"There have been a handful of encouraging days but being a novel virus, there is nobody who can say with any authority how long, or even, if I'll make a full recovery."

In standard Long Covid, test results will come back normal. Credit: PA

What help is out there now?

The NHS launched a Covid-19 rehab service last month for people who have been suffering with the long-term effects of the virus.

The Your Covid Recovery Service initially launched online but it will become a face-to-face portal when safe to do so.

When should I see my GP?

Dr Marshall said: “If patients are concerned, then that's the time to go (and see your GP) and if somebody has had Covid like symptoms, they think they've had acute Covid, and they're still getting symptoms after three weeks, I think it's perfectly reasonable after three weeks to think that now is the time to go along and see the GP.

He says that while most patients simply have to sit out the disease, visiting your GP could just help ease a worried mind that could be causing greater anxiety.

“It depends a little bit on how good you are at tolerating symptoms and tolerating that uncertainty,” Dr Marshall says. 

One thing medical experts and scientists do know is there are a lot of unknowns about Long Covid.  Credit: Unsplash

“But I think it's perfectly reasonable if the problems are going on and you're worried about it to go along, and the GP might just reassure you if he or she is quite confident that it does look like Long Covid and can't be anything else. 

“Or they might want to run a few just basic tests, like basic blood tests, to exclude anaemia or a thyroid problem. 

“In conventional Long Covid, all of the tests will come back as normal.”
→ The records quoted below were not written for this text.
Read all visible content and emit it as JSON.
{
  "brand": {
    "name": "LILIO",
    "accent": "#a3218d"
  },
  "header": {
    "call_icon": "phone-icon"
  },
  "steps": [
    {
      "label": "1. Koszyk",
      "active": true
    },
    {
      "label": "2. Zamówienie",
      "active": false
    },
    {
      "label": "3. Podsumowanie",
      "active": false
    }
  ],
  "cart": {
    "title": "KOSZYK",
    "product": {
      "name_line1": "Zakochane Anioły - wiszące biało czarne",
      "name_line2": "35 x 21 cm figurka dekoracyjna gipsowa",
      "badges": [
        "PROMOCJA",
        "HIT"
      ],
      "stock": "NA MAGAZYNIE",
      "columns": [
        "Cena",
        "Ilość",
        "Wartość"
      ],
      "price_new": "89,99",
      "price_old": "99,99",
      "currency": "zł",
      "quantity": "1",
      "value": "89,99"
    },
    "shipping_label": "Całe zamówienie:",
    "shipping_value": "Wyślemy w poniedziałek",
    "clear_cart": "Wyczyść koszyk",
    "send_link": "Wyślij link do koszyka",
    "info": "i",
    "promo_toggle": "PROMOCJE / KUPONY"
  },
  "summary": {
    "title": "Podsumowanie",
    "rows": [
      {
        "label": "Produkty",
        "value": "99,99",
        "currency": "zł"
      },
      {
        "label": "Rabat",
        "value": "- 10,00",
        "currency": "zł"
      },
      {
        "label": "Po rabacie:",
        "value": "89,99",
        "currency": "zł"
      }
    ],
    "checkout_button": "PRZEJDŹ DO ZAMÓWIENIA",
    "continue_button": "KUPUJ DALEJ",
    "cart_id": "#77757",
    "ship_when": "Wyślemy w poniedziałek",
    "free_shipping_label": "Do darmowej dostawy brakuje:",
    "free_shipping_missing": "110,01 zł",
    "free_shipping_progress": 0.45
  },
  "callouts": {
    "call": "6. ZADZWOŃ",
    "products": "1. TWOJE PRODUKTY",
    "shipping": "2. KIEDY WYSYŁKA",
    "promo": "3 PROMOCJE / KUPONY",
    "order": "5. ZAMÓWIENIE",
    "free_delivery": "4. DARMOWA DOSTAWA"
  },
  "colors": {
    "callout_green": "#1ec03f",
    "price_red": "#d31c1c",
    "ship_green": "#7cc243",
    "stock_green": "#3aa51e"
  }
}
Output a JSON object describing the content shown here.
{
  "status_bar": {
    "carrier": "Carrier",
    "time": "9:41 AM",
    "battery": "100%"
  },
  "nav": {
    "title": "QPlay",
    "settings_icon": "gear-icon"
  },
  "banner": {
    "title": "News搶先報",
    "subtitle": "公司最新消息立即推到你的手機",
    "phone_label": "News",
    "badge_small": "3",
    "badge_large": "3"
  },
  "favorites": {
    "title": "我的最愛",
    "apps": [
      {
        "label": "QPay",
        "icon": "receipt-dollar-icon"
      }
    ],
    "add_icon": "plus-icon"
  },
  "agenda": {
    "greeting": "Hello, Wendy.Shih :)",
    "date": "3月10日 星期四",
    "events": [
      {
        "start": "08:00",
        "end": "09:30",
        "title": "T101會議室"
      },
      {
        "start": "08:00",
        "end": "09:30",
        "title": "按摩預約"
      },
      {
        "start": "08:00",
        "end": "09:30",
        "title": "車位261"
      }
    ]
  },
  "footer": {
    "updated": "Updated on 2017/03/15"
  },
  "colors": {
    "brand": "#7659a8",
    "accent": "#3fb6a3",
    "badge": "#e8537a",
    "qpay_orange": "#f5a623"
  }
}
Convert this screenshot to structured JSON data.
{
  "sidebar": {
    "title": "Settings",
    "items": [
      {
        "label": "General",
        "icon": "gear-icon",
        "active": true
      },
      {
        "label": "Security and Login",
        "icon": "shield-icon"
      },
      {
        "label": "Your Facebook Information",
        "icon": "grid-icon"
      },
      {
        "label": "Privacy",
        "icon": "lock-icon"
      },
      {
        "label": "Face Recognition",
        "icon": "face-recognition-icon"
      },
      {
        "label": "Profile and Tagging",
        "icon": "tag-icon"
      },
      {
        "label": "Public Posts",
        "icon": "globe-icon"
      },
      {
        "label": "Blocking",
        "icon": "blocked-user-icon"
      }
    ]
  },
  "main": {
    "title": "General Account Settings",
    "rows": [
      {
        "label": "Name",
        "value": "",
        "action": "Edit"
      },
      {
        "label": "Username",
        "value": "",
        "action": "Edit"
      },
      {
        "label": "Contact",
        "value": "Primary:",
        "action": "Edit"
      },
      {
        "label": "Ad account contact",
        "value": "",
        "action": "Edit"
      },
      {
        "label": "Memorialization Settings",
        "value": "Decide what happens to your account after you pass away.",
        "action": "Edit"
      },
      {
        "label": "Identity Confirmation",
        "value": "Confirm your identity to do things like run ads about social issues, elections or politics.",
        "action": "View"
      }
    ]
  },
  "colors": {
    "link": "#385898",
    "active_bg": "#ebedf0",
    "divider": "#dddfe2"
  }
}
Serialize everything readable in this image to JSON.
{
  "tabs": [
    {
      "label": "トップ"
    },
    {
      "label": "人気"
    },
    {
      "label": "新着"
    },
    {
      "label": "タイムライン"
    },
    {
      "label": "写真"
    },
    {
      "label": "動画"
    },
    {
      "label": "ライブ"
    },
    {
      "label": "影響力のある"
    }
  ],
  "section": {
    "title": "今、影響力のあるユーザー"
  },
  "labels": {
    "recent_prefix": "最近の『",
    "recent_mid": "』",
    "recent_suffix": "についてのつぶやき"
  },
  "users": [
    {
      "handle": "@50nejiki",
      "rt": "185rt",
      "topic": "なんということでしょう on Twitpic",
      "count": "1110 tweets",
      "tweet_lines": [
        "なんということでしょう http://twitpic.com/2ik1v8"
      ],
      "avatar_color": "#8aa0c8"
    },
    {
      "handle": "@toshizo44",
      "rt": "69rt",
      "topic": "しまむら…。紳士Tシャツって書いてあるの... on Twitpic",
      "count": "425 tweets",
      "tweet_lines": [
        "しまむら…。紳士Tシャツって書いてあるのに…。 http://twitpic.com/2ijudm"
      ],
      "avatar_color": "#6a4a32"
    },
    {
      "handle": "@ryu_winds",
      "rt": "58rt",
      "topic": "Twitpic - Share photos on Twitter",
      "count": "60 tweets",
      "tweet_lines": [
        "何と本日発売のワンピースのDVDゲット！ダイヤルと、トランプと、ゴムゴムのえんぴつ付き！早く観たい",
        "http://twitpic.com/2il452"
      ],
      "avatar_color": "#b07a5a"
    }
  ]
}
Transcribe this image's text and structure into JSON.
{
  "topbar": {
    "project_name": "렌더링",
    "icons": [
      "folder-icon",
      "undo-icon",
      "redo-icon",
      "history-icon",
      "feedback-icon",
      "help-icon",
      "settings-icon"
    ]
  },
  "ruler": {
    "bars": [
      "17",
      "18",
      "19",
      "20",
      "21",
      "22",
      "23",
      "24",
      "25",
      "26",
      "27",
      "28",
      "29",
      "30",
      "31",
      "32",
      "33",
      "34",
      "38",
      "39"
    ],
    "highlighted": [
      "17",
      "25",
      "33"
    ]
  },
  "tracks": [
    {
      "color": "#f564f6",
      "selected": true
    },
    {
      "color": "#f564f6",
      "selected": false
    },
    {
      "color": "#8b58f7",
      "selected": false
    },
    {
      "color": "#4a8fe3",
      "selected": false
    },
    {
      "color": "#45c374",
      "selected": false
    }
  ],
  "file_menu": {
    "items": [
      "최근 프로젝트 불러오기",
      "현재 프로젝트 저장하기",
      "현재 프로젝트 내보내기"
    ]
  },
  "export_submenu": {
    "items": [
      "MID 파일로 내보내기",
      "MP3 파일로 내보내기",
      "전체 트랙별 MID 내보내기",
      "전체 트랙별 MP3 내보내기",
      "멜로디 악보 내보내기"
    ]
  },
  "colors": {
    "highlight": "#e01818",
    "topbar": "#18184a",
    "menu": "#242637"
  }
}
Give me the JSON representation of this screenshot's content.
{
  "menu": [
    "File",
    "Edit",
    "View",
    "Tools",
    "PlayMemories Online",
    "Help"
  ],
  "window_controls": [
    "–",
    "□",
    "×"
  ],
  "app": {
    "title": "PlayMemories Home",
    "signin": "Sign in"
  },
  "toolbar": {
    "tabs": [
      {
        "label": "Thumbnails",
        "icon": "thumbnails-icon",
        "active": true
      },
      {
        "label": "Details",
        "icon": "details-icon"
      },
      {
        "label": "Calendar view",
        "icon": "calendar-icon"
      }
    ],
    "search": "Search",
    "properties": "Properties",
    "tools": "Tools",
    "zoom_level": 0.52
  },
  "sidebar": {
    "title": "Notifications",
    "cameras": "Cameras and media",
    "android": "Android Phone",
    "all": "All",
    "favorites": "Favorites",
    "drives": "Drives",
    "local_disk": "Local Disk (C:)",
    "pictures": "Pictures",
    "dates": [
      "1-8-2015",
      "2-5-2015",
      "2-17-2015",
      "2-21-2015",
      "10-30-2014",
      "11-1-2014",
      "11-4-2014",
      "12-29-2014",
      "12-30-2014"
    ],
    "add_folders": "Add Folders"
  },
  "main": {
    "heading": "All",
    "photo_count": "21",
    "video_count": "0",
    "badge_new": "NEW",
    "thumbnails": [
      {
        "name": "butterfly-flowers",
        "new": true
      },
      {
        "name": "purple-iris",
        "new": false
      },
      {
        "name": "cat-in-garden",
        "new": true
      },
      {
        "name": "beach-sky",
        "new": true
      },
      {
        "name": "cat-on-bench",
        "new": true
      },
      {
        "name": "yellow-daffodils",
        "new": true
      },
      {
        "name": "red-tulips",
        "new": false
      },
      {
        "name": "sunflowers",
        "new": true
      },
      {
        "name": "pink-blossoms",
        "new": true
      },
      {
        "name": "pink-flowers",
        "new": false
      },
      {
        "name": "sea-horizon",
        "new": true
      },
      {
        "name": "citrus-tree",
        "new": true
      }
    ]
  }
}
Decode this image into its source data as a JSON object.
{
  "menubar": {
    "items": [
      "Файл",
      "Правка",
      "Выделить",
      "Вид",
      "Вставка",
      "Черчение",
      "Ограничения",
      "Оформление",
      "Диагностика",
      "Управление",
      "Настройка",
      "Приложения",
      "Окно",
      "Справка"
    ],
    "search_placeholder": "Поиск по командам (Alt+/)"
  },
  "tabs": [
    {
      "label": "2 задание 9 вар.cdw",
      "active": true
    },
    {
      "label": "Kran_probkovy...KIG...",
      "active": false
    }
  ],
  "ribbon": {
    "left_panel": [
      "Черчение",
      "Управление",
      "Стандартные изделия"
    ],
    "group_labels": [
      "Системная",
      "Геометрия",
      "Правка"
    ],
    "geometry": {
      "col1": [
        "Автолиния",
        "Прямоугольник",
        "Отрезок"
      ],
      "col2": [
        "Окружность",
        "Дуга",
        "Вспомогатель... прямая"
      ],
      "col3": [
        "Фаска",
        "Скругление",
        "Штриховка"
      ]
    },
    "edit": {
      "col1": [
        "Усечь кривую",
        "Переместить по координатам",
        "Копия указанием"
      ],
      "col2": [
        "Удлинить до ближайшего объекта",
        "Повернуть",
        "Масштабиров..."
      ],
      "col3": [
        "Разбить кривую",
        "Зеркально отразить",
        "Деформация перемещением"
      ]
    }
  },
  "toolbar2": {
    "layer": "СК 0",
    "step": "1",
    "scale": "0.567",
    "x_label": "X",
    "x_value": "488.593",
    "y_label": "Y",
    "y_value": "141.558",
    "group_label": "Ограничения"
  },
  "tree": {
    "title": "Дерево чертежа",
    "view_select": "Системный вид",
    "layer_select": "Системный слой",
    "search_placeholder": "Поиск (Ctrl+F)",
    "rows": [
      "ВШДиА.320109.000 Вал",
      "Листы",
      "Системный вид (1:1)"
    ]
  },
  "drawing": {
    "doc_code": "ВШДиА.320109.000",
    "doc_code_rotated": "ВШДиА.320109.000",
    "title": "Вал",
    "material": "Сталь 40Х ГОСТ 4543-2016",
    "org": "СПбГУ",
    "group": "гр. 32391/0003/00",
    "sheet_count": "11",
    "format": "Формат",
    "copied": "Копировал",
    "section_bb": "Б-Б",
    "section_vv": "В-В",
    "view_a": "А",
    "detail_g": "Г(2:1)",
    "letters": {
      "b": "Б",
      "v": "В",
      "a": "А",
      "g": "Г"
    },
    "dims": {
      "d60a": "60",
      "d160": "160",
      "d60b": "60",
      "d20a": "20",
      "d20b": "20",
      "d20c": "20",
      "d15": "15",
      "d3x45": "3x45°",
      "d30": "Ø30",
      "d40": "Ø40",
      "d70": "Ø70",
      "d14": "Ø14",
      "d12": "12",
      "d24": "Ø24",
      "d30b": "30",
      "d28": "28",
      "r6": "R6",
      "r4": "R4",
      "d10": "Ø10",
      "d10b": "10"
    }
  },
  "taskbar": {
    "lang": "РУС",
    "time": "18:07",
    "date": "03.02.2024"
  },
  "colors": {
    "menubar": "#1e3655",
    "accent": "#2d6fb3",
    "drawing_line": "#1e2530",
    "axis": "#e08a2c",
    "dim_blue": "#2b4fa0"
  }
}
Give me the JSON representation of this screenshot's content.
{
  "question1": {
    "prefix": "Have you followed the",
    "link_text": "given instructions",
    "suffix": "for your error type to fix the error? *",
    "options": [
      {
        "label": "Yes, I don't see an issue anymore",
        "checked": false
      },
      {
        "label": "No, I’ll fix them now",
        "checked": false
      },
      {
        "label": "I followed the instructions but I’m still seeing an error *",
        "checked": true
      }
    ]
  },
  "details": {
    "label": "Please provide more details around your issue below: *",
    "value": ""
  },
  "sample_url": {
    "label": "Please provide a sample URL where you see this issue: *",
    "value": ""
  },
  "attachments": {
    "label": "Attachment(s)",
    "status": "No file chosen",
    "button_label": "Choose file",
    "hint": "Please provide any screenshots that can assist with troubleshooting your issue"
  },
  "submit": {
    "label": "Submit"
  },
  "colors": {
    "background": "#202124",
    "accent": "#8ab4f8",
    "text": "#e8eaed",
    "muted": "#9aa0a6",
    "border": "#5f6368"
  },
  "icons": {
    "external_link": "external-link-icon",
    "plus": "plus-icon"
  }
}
But in the meantime, in a world facing a disease with so many unknowns, long haulers are braced for a long road to recovery.